→ REQUIREMENT
Search the entries below. Return every line that has "menu" in it.

→ SUPPLIED MATERIAL
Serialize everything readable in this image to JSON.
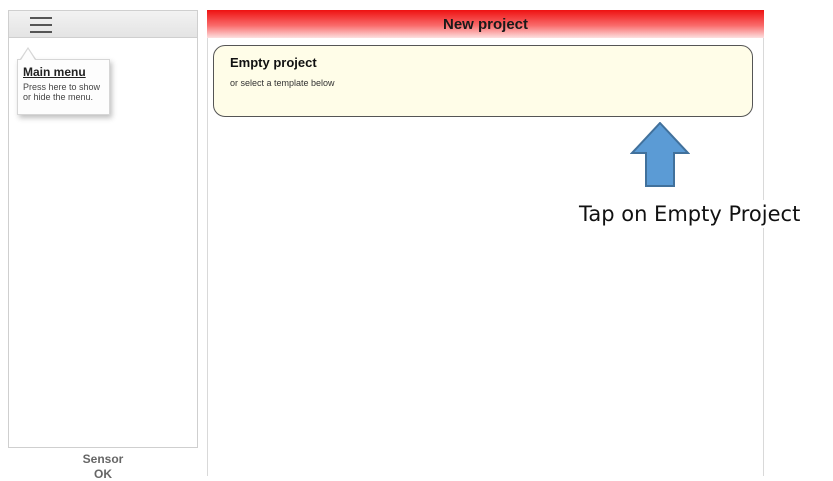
{
  "sidebar": {
    "menu_icon": "hamburger-menu-icon",
    "tooltip": {
      "title": "Main menu",
      "text": "Press here to show\nor hide the menu."
    },
    "sensor_label": "Sensor",
    "sensor_status": "OK"
  },
  "main": {
    "title": "New project",
    "empty_project": {
      "title": "Empty project",
      "subtitle": "or select a template below"
    }
  },
  "annotation": {
    "arrow_icon": "up-arrow-icon",
    "text": "Tap on Empty Project",
    "arrow_color": "#5b9bd5"
  },
  "colors": {
    "header_red": "#ee1111",
    "card_background": "#fffde8"
  }
}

→ EXERCISE OUTPUT
    "menu_icon": "hamburger-menu-icon",
      "title": "Main menu",
      "text": "Press here to show\nor hide the menu."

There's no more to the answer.